Print each entry again exactly as written, and keep the pictures out.

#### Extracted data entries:
=== Begin Enclosure ===
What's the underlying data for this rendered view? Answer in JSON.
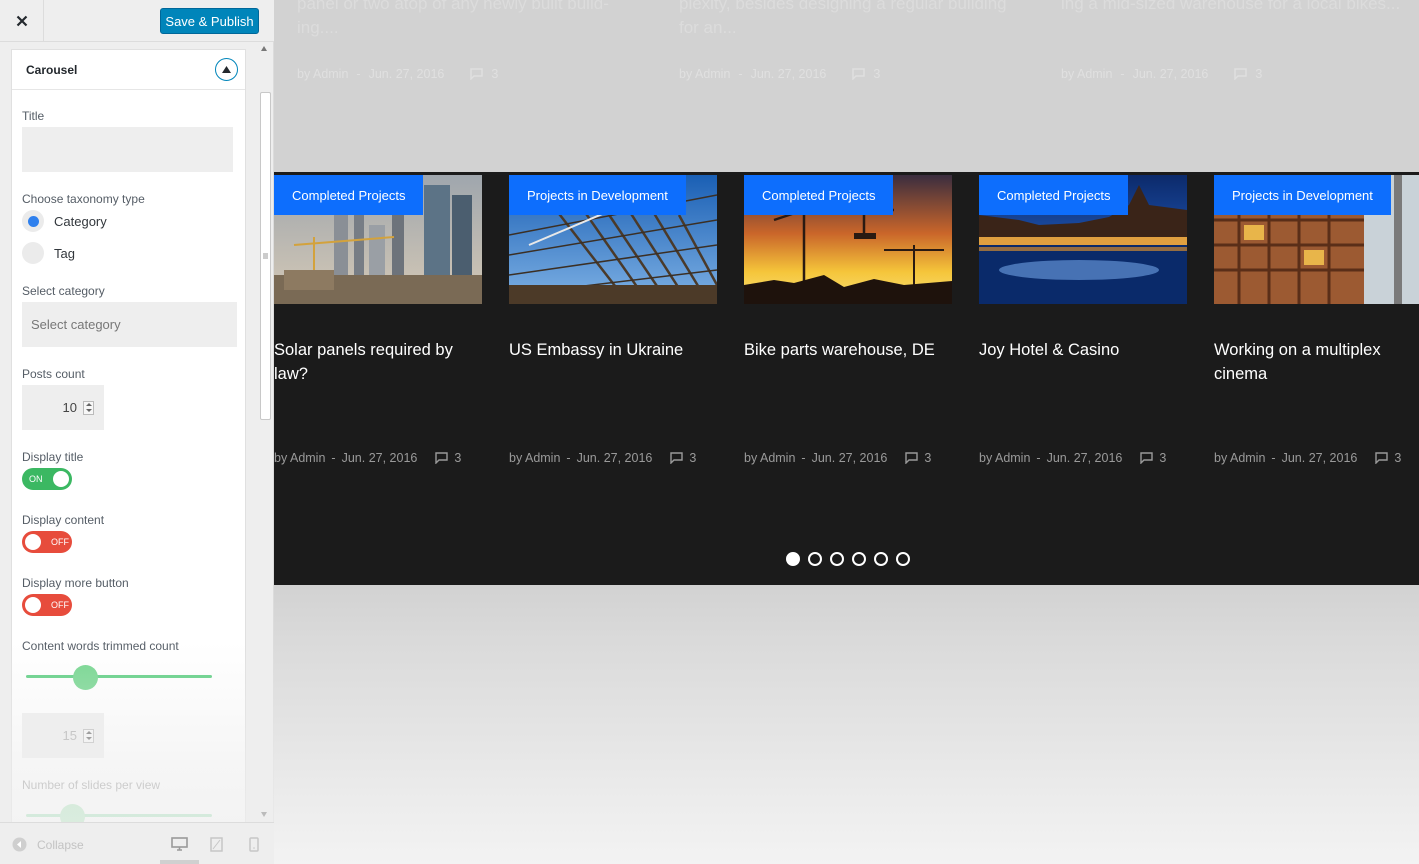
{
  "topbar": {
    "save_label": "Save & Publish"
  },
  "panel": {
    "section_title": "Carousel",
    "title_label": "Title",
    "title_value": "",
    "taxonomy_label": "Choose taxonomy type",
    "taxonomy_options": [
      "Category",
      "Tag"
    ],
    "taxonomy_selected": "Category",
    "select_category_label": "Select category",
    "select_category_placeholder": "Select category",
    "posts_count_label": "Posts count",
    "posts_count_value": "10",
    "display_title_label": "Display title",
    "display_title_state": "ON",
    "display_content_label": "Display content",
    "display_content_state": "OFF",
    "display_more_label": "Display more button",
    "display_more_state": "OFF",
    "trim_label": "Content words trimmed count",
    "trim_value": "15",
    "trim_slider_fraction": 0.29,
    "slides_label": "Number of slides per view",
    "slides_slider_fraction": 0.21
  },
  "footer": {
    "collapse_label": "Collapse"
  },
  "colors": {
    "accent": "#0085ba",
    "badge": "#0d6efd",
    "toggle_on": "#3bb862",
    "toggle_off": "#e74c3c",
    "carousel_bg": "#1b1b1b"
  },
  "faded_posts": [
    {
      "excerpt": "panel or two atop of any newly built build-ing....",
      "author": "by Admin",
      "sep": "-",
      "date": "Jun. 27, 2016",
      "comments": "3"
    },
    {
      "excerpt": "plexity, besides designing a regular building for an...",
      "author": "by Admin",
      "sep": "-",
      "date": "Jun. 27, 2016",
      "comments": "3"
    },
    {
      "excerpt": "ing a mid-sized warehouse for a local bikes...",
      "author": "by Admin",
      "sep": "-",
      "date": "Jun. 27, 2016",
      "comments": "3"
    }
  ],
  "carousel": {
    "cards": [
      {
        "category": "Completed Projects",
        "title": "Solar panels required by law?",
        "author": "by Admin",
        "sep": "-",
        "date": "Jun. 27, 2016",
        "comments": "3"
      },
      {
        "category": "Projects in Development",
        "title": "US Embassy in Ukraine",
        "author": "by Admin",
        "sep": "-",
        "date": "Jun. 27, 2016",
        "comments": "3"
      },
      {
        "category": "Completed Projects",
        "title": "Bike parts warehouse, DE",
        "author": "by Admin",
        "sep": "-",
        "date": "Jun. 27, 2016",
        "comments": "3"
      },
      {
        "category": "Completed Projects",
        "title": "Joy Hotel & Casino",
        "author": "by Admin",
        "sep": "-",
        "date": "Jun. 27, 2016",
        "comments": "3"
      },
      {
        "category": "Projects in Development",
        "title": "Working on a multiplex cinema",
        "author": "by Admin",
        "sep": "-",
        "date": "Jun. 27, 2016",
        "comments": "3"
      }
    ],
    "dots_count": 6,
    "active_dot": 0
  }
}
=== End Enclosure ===
#### Solution for this problem:
What's the underlying data for this rendered view? Answer in JSON.
{
  "topbar": {
    "save_label": "Save & Publish"
  },
  "panel": {
    "section_title": "Carousel",
    "title_label": "Title",
    "title_value": "",
    "taxonomy_label": "Choose taxonomy type",
    "taxonomy_options": [
      "Category",
      "Tag"
    ],
    "taxonomy_selected": "Category",
    "select_category_label": "Select category",
    "select_category_placeholder": "Select category",
    "posts_count_label": "Posts count",
    "posts_count_value": "10",
    "display_title_label": "Display title",
    "display_title_state": "ON",
    "display_content_label": "Display content",
    "display_content_state": "OFF",
    "display_more_label": "Display more button",
    "display_more_state": "OFF",
    "trim_label": "Content words trimmed count",
    "trim_value": "15",
    "trim_slider_fraction": 0.29,
    "slides_label": "Number of slides per view",
    "slides_slider_fraction": 0.21
  },
  "footer": {
    "collapse_label": "Collapse"
  },
  "colors": {
    "accent": "#0085ba",
    "badge": "#0d6efd",
    "toggle_on": "#3bb862",
    "toggle_off": "#e74c3c",
    "carousel_bg": "#1b1b1b"
  },
  "faded_posts": [
    {
      "excerpt": "panel or two atop of any newly built build-ing....",
      "author": "by Admin",
      "sep": "-",
      "date": "Jun. 27, 2016",
      "comments": "3"
    },
    {
      "excerpt": "plexity, besides designing a regular building for an...",
      "author": "by Admin",
      "sep": "-",
      "date": "Jun. 27, 2016",
      "comments": "3"
    },
    {
      "excerpt": "ing a mid-sized warehouse for a local bikes...",
      "author": "by Admin",
      "sep": "-",
      "date": "Jun. 27, 2016",
      "comments": "3"
    }
  ],
  "carousel": {
    "cards": [
      {
        "category": "Completed Projects",
        "title": "Solar panels required by law?",
        "author": "by Admin",
        "sep": "-",
        "date": "Jun. 27, 2016",
        "comments": "3"
      },
      {
        "category": "Projects in Development",
        "title": "US Embassy in Ukraine",
        "author": "by Admin",
        "sep": "-",
        "date": "Jun. 27, 2016",
        "comments": "3"
      },
      {
        "category": "Completed Projects",
        "title": "Bike parts warehouse, DE",
        "author": "by Admin",
        "sep": "-",
        "date": "Jun. 27, 2016",
        "comments": "3"
      },
      {
        "category": "Completed Projects",
        "title": "Joy Hotel & Casino",
        "author": "by Admin",
        "sep": "-",
        "date": "Jun. 27, 2016",
        "comments": "3"
      },
      {
        "category": "Projects in Development",
        "title": "Working on a multiplex cinema",
        "author": "by Admin",
        "sep": "-",
        "date": "Jun. 27, 2016",
        "comments": "3"
      }
    ],
    "dots_count": 6,
    "active_dot": 0
  }
}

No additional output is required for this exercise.